Tuesday, December 4, 2012

Surprise Guest: Thea Atkinson

Please welcome one of my favorite writers: Thea Atkinson

I can't wait to read her new release!

Thea is always full of surprises, and this post is no exception. 
From Thea: 

I'm a history addict--so much so that my hubby has on occasion said to me when I grab the TV remote, "Oh, God, not another Egypt thing."

I'm also a big reader. And I LOVE Suzanne's books. Grabbed and read and LOVED Vestal Virgin and Hetaera. (Did I just write Love twice in one paragraph and cap it both times?)

So imagine my delight when Suzanne invited me to guest post. No. Really.  Imagine it--you wouldn't be far off if you believed I did a little jig--except you'd have to also imagine Elaine on Seinfeld to get it to something accurate. I'm a very poor dancer.

I considered using this opportunity to hock my wares--I have a new novella just released (Theron's Tale) but I thought how cheesy that would be when this gracious writer I admire offers me such a gift. So I'm not going to do that. Instead I'll mention the series that has recently captivated me.

Mankind: The Story of All of Us has production values that are out of this world. More than that, the images feed my habit in ways that speak to me as a writer.

You see, I've always been one to gravitate to odd bits of history. I love the underdog, so much so that I always loved the peculiar pieces of history that didn't get taught in school--or church.

I remember reading the King James Version of story of Judas's betrayal and saying to my mom--a devout Evangelical Christian, mind you--that I couldn't believe God would be so heartless that He'd condemn poor Judas when the poor disciple was obviously just doing his part in 'The Plan." That he was just obeying what the big J told him to do.

Phew. The tongue lashing.

Then about eleven years later I read about the Dead Sea Scrolls and all the Gnostic teachings and got this chilly sense of recognition.

What that has to do with how small bits of images form Mankind feed my writer essence is simple. It's these types of things: flashes of imagery, sound bytes of words that get the psyche-deep synapse-firing effect in me that forces me to narrative. I like to tell myself a story I'd like to read.

And I always fail.

Nothing I write ever comes close to the visceral response I get to the possibility of a story. It falls woefully short of the drive and potential I foresee. I get this sense of magnitude and emotion and satisfaction even before I've put pen to digital paper. It's when the potential is at its fullest bloat and I sense the power of the escape I want to create.

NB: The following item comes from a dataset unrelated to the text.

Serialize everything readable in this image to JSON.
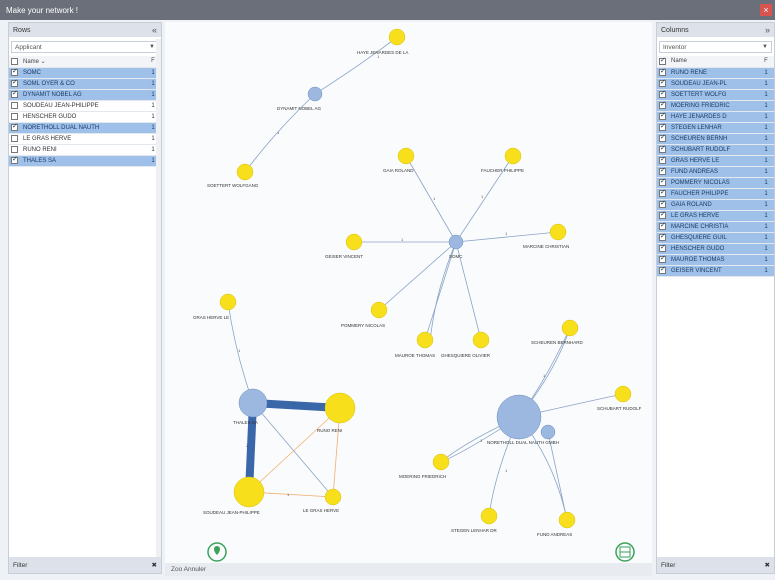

If only my talent and skill matched that quivering swell. Oh. The story I could tell.

And that's why I love Suzanne's work. It promises and delivers. You wouldn't be here reading my paltry words if you weren't too a fan. So I'd like to thank you for letting me have some of that time you would normally have reserved for her; I appreciate it more than you can know.

You could try out my work, I suppose, if you like. Some is plain and some is edgy. Depends on where the images or words took me. Just remember if you do that you'll find odd things in there everywhere, because nothing speaks to me quite so much as peculiar.



Suzanne Tyrpak said...

Wow, Thea! That cover is hot! Thanks for stopping by.

Thea Atkinson said...

thanks so much for having me over. Couldn't have been more fun...unless it was a PJ party. Love those.